But the move has also sparked fears that locally-owned banks will fold, following in the suit of troubled banks Genesis Investment Bank, Interfin Bank and Royal Bank, all of which surrendered their banking licences in mid 2012.
“The liquidity crunch has not eased, and if anything, appears to have worsened. So it would not be surprising to see a reduction in the number of banks,” says Muza.
What’s more, some of the local commercial banks took almost three years to meet the original US$12.5mn capital requirement, so there are questions about whether the 24 months to June 2014 will give them enough time.
“Given the half-year performance of some of the banks, the fears may very well be justified,” adds Muza.
He explains that there is also growing concern that an unintended consequence of these new rules might be to perpetuate a two-tier banking system characterised by stronger, adequately capitalised and “all powerful” foreign-owned banks on the one hand, and weaker indigenous banks “who would struggle to raise the new capital with negative implications on their deposit mobilisation capabilities” on the other.

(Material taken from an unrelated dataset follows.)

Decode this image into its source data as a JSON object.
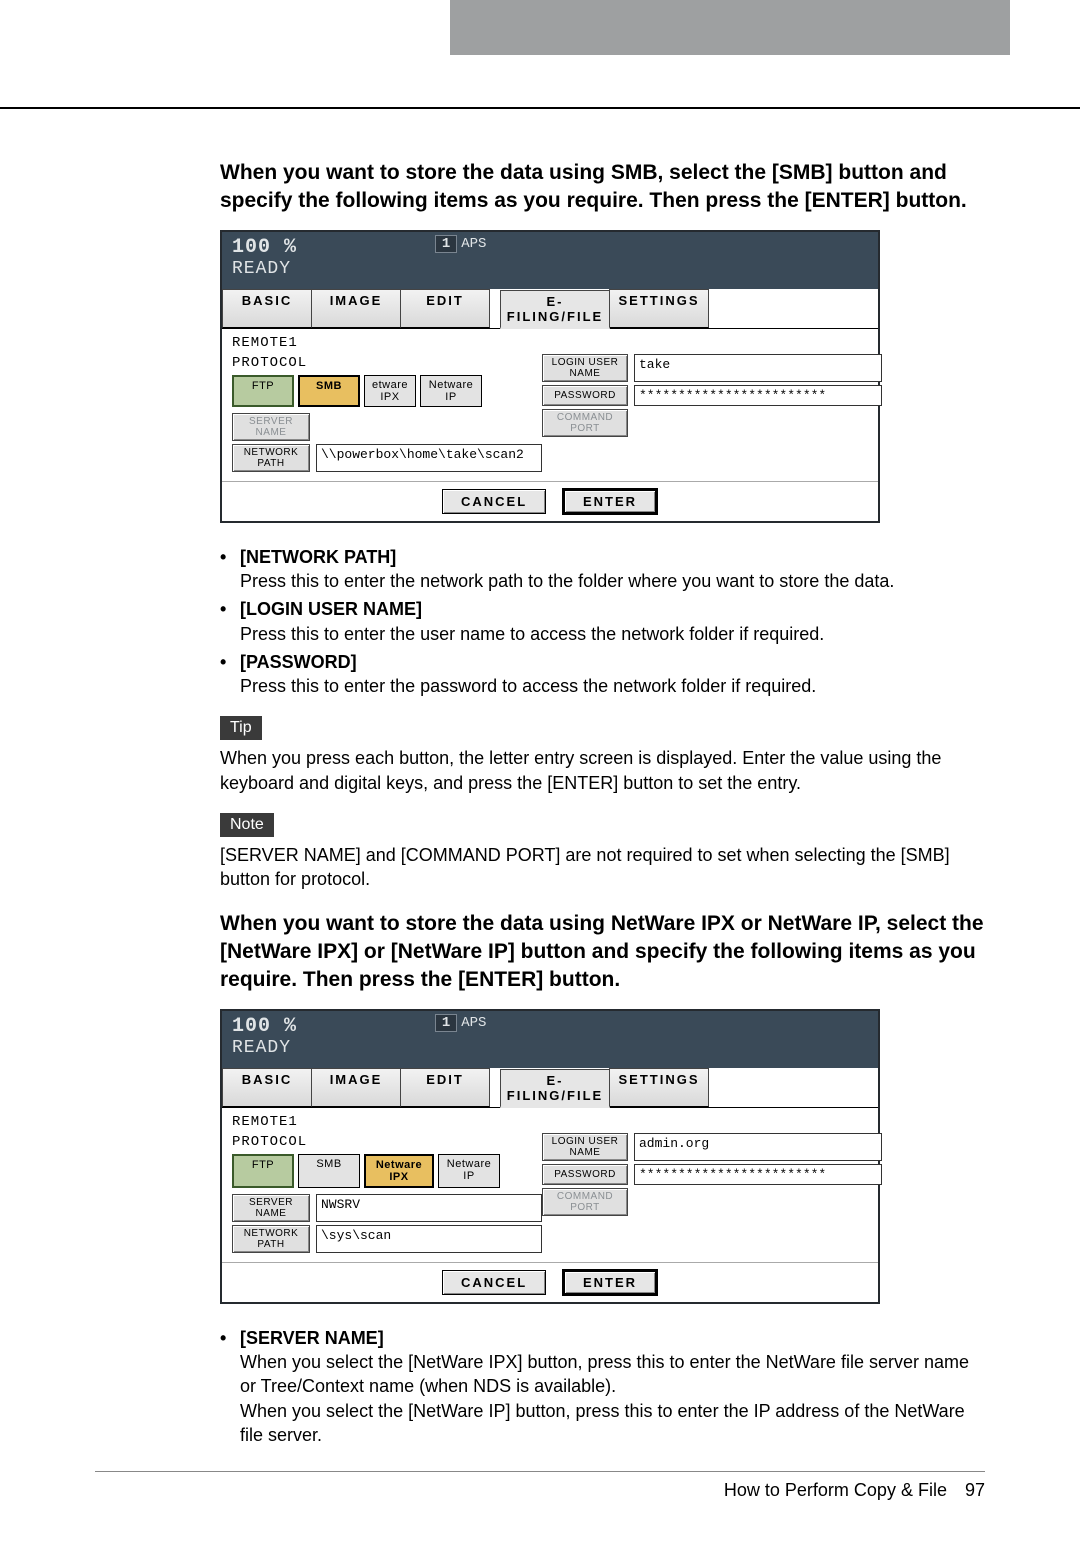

Any changes to the capital structure of local banks, which tend to have higher loan-to-deposit ratios, will affect lending, trade finance included.
Addressing the deficit
More access to trade finance is what the country needs to save its ailing export sector.
Despite improved export performance since 2009, Zimbabwe’s trade balance widened significantly from US$1.6mn in 2009 to US$3.088mn in 2011.
The data for the first five months of 2012 shows that the country’s trade deficit has marginally improved by 32% compared to the same period last year, yet according to ZimTrade, the country’s trade development and promotion agency, export performance remains “sluggish”.
The country’s major source of liquidity is export receipts and transfers. But with declining export figures, its chance of an economic revival of any kind remains uncertain. Hampering export growth is the manufacturing sector’s outdated infrastructure, which is in dire need of upgrading, and the long-term financing that will facilitate this.
“For those that continue to produce using the old technology, the cost of production is very high,” says Musiwa Chirimuuta, head of international and structured finance at Kingdom Bank. “This means that when they want to compete in the global market, they cannot, as their goods are more expensive.”
Other structural challenges include inadequate power and a high cost of labour, which further impedes Zimbabwe’s products from becoming competitive in the international market and regaining its former low-cost producer status.
Chirimuuta says that it is the Zimbabwean government’s responsibility to create an enabling environment that will allow private players to partake in economic activities.
“Financial institutions are there to play the role of intermediation, so they must be able to mobilise the required resources of foreign lines of credit and then onlend to the industry,” he adds.
Support for commodities
In other news, Zimbabwe has renewed its efforts to re-establish its forgotten commodity exchange. The Commodity Exchange in Zimbabwe (Comez) was launched in early 2011 but has yet to start trading.
According to an announcement made by Zimbabwe’s industry and commerce deputy minister Mike Bimha in mid October, the Zimbabwean government has “resuscitated” the process of bringing the exchange to life, and meetings continue to take place between the various relevant ministries to address the political turf wars that had hampered the exchange’s launch last year. “I’m sure we should be able to announce something positive very soon,” Bimha says.
In the meantime, the private sector has stepped in to ensure price discovery in the agricultural commodities sector. The Land Fortune Commodity Exchange was launched in mid September and will seek to establish an electronic agricultural commodities trading and bartering platform, as well as provide marketing services and storage facilities.